If you've turned on SSO in required mode, you'll need to make sure that the new user's email address is registered with your identity provider. Otherwise, the user will not be able to sign in and access Dropbox. In optional mode, the user will be asked to create a Dropbox password and can sign in with it as usual.
When you set up SSO in required mode, your identity provider becomes the entire basis for authenticating end users. Whatever process, policies, and security features you've set up with your identity provider will apply for a user to access Dropbox. Security features that Dropbox itself provides, such as two-step verification or the ability to reset passwords, will no longer be in effect because your identity provider is now handling all aspects of authentication. This enables you to add more layers of security through your identity provider.
If you set up SSO in optional mode, end users can still use Dropbox's two-step verification and reset their Dropbox password.
As an admin for the Business account, you'll be able to sign in to the Dropbox website with your email address and Dropbox password. You can then turn off SSO or set it to optional mode as needed.
To sign in to Dropbox with your SSO credentials, just leave the password field blank. If you enter anything in the password field, Dropbox will assume you're trying to sign in with your Dropbox credentials instead.
If you're an admin and you use your Dropbox password to sign in, you’ll still be able to use two-step verification with your Dropbox account.
All computers and mobile devices that are already linked to Dropbox accounts will continue to work normally when you enable single sign-on. However, if users need to relink a device or link a new one, they'll need the latest versions of the desktop application and mobile app in order for single sign-on to work.

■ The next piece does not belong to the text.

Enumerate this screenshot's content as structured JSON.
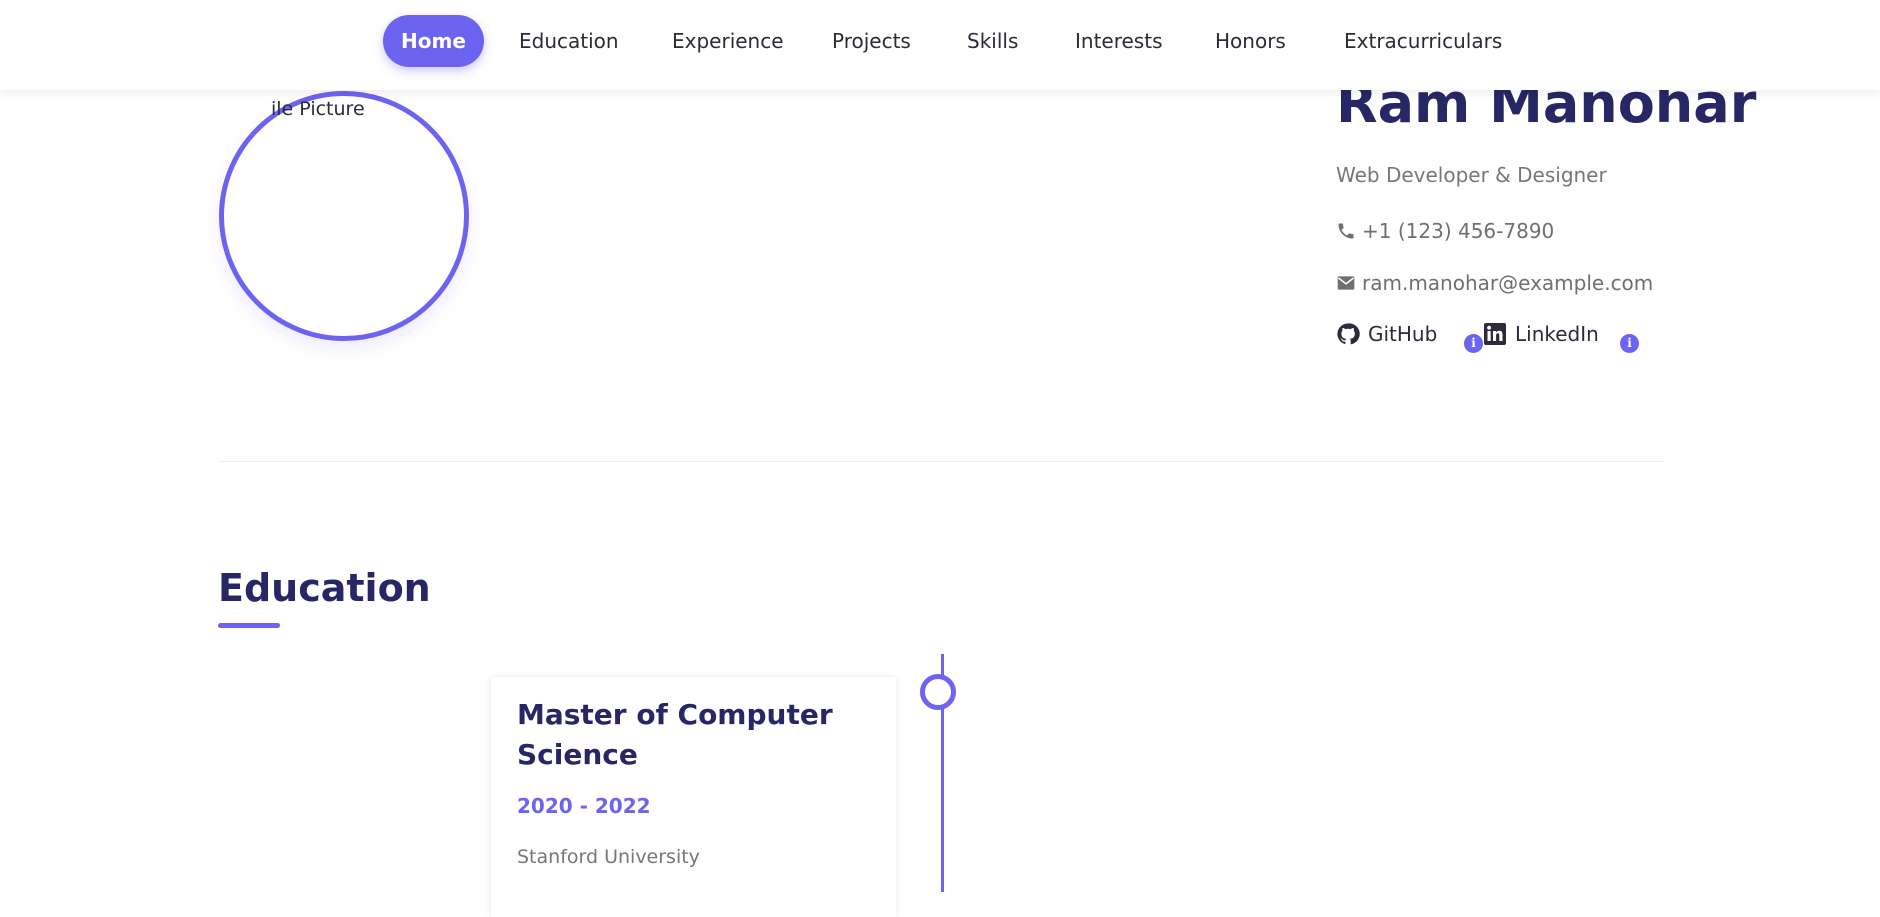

InCommon Federation, commonly shortened to InCommon, is a framework for trustworthy shared management of access to online resources. With Dropbox, this means that our version of SSO abides by the InCommon standard. Learn more about setting up SSO to support InCommon.